Police are appealing to people with information on officers living larger than their professional earnings, to come forward and assist in ongoing lifestyle audits meant to flush out and prosecute corrupt officers.
The audits were launched in 2017, following allegations that most police officers were driving around in expensive vehicles, while some owned a fleet of commuter omnibuses and pirate taxis, a lifestyle which maybe questionable considering their earnings.
A lifestyle audit involves verification of an individual’s personal expenditure patterns to determine if they are consistent with their sources of income that include salary.
Those who fail the audit will be charged in terms of the law, with a possibility of being dismissed from the police service.

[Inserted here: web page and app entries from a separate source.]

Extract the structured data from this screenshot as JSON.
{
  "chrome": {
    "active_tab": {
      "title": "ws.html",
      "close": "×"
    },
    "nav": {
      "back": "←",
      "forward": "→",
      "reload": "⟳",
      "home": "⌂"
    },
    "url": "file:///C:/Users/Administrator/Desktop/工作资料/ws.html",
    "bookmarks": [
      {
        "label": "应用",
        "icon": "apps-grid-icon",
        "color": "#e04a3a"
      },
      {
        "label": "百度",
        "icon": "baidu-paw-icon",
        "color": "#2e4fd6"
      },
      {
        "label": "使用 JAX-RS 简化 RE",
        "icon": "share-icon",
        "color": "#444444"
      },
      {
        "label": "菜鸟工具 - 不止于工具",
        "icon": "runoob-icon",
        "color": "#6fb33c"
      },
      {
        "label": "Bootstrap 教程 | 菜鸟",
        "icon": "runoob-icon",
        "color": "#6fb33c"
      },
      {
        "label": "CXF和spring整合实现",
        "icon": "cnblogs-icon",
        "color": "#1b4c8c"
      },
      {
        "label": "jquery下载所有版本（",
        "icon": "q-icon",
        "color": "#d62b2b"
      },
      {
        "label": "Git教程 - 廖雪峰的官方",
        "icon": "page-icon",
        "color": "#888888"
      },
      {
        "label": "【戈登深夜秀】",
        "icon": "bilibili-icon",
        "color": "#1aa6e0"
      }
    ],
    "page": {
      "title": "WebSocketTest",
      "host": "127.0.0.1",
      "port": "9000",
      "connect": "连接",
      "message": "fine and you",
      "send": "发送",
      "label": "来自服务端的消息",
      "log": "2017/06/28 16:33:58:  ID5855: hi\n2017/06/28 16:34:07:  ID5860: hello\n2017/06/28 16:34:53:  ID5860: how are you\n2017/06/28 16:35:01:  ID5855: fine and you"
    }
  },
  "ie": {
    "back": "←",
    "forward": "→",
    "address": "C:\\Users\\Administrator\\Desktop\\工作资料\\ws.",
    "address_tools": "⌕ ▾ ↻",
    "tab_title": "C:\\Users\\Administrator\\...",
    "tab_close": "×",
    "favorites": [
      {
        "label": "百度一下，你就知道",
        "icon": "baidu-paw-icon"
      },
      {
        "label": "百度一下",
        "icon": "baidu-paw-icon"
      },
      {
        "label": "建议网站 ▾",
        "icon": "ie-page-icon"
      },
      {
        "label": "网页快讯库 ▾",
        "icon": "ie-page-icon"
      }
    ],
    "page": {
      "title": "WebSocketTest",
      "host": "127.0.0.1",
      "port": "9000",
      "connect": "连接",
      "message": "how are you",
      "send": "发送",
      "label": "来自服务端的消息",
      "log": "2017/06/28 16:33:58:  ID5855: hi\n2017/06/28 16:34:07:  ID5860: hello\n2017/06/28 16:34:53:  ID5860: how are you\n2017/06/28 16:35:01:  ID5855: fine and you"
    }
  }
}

In an interview, national police spokesperson Assistant Commissioner Paul Nyathi said the audits were ongoing and extended a call to those with information on officers with wealth that is not commensurate with their earnings, to assist the audit teams.
“So far, a number of officers have been asked to account for their wealth. We are inviting those with evidence of corruption or information on our officers with ill-gotten wealth to come forward and assist us.
“We would also want to urge the media and members of the public to report any officer involved in any criminal or corrupt activities and those with ill-gotten wealth. There is no room for corruption in the ZRP,” Asst Comm Nyathi said.
He said from those audited so far, some managed to justify their wealth.
“From those summoned so far, we picked that some bought houses and cars from the money they got after being sent on United Nations (UN) peace-keeping missions.
“Some were fortunate enough to benefit from the land reform programme where they were allocated farms. A number of our officers are doing well on their farms,” said Asst Comm Nyathi.
However, Asst Comm Nyathi said, some officers who have been engaging in corrupt activities were arrested and have been appearing before the courts.
Asst Comm Nyathi said the police service will not have mercy on those proved to be corrupt.
“I would like to assure everyone that the exercise is very serious and the corrupt will be arrested and prosecuted.
“There is a policy which is being judiciously followed by the organisation and members are aware that any form of dishonesty or criminality, the law will be applied without fear or favour.
“They will be discharged from service,” he said.
Police notified the public of their intention to launch the audits in October 2017, but the issue went quiet until last week when The Herald made a follow up.